So what do you do if you’re building a third-party product that relies on Mozilla Firefox supporting something that’s fallen out of favor?

Well, obviously, the first thing you do is complain on your weblog that gets syndicated to Planet Mozilla.  That’s what I’m doing, isn’t it?  🙂

Ultimately, though, you have to own the code.  I’m going to speak very carefully here.

In economic terms, we web developers deal with an oligopoly of web browser vendors:  a very small but dominant set of players in the web browsing “market”.  They spend vast resources building, maintaining and supporting their products and largely give them away for free.  In theory the barriers to entry are small, especially for Webkit-based browsers and Gecko:  download the source, customize it, build and deploy.

In practice… maintenance of these products is extremely difficult.  If there’s a bug in NSS or the browser devtools, I’m not the best person to fix it.  But I’m the Mozilla expert where I work, and usually have been.

I think it isn’t a stretch to say that web browsers, because of the sheer number of features needed to satisfy the average end-user, rapidly approach the complexity of a full-blown operating system.  That’s right:  Firefox is your operating system for accessing the Web.  Or Chrome is.  Or Opera, or Safari.  It’s not just HTML, CSS and JavaScript anymore:  it’s audio, video, security, debuggers, automatic updates, add-ons that are mini-programs in their own right, canvases, multithreading, just-in-time compilation, support for mobile devices, animations, et cetera.  Plus the standards, which are also evolving at high frequencies.

My point in all this is as I said above:  we third party developers have to own the code, even code bases far too large for us to properly own anymore.  What do I mean by ownership?  Some would say, “deal with it as best you can”.  Some would say, “Oh yeah?
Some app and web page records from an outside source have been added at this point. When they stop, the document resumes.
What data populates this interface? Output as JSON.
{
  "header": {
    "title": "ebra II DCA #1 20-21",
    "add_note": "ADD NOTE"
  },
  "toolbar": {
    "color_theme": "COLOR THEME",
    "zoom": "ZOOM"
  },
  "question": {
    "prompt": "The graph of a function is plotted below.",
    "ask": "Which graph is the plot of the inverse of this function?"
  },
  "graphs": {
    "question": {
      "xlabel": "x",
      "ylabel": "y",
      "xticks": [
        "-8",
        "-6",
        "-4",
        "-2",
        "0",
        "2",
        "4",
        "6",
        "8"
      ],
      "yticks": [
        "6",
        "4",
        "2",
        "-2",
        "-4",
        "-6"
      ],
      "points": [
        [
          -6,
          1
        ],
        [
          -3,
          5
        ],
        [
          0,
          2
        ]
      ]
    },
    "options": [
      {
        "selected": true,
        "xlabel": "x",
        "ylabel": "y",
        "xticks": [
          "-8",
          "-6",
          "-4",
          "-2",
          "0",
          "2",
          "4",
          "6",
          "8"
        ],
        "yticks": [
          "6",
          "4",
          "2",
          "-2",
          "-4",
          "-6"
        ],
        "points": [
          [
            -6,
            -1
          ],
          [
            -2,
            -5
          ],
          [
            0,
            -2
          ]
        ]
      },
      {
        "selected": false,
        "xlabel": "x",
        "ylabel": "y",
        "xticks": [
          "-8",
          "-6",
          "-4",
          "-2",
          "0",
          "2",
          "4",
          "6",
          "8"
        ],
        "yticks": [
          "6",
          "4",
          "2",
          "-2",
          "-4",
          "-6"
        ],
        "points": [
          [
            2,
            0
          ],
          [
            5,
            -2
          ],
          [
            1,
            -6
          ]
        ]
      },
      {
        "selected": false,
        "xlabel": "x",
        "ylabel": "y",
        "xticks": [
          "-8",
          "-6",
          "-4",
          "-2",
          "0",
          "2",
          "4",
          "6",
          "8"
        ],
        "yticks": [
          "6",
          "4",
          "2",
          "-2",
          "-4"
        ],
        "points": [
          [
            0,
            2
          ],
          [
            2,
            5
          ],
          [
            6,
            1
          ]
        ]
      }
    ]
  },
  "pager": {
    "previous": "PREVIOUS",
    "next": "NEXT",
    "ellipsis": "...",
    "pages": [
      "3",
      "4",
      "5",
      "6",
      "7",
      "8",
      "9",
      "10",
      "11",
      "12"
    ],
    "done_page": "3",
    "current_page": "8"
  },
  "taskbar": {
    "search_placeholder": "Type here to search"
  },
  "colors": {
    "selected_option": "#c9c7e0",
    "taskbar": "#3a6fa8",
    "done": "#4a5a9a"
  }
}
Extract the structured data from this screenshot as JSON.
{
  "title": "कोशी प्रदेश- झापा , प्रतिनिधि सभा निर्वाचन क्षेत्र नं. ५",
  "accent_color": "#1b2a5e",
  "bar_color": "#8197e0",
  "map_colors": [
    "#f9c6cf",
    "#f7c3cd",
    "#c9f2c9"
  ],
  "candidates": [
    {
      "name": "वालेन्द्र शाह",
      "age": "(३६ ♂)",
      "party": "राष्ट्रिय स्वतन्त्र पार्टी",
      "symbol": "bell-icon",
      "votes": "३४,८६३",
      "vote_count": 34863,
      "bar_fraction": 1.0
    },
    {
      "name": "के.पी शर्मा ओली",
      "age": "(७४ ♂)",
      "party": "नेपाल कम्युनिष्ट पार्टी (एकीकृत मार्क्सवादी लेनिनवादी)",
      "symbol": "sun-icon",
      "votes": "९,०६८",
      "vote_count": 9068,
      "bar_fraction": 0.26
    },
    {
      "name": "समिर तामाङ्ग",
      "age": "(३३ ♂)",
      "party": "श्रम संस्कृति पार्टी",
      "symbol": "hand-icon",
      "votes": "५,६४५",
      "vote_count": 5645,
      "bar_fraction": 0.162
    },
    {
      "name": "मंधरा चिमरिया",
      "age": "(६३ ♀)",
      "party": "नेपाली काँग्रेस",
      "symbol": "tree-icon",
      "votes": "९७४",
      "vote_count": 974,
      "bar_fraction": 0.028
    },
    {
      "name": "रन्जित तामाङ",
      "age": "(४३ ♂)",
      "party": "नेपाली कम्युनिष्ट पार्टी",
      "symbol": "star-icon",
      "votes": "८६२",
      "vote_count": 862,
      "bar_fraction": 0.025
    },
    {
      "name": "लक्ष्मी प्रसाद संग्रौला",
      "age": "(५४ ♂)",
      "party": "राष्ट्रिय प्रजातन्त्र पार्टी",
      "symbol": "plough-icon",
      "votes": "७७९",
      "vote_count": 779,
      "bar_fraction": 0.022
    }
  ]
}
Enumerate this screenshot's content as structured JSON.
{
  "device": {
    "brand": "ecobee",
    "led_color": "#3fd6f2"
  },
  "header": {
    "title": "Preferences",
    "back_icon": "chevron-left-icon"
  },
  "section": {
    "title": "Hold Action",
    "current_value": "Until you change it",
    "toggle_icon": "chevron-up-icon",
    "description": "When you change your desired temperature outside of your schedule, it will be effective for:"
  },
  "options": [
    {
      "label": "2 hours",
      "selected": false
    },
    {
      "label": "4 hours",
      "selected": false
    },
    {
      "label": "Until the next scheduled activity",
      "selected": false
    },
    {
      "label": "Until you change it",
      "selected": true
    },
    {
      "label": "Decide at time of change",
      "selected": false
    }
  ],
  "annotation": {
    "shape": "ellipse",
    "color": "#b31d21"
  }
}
Fork you!”  Someone truly crazy (me) would say, “consider what it would take to build your own.”

I mean that.  Really.  I don’t mean “build your own.”  I mean, “consider what you would require to do this independently of the big browser vendors.”

If that thought – building something that fits your needs and is complex enough to satisfy your audience of web end-users, who are accustomed to what Mozilla Firefox or Google Chrome or Microsoft Edge, etc., provide them already, complete with back-end support infrastructure to make it seamlessly work 99.999% of the time – scares you, then congratulations:  you’re aware of your limited lifespan and time available to spend on such a project.

For what it’s worth, I am considering such an idea.  For the future, when it comes time to build my own company around my own ideas.  That idea scares the heck out of me.  But I’m still thinking about it.

Just like reading this article, when it comes to building your products, you get what you pay for.  Or more accurately, you only own what you’re paying for.  The rest of it… that’s a side effect of the business or industry you’re working in, and you’re not in control of these external factors you subconsciously rely on.

Bottom line:  browser vendors are out to serve their customer bases, which are tens of millions, if not hundreds of millions of people in size.  How much of the code, of the product, that you are complaining about do you truly own?  How much of it do you understand and can support on your own?  The chances are, you’re relying on benevolent dictators in this oligopoly of web browsers.

It’s not a bad thing, except when their interests don’t align with yours as a developer.  Then it’s merely an inconvenience… for you.  How much of an inconvenience?  Only you can determine that.

Then you can write a long diatribe for Planet Mozilla about how much this hurts you.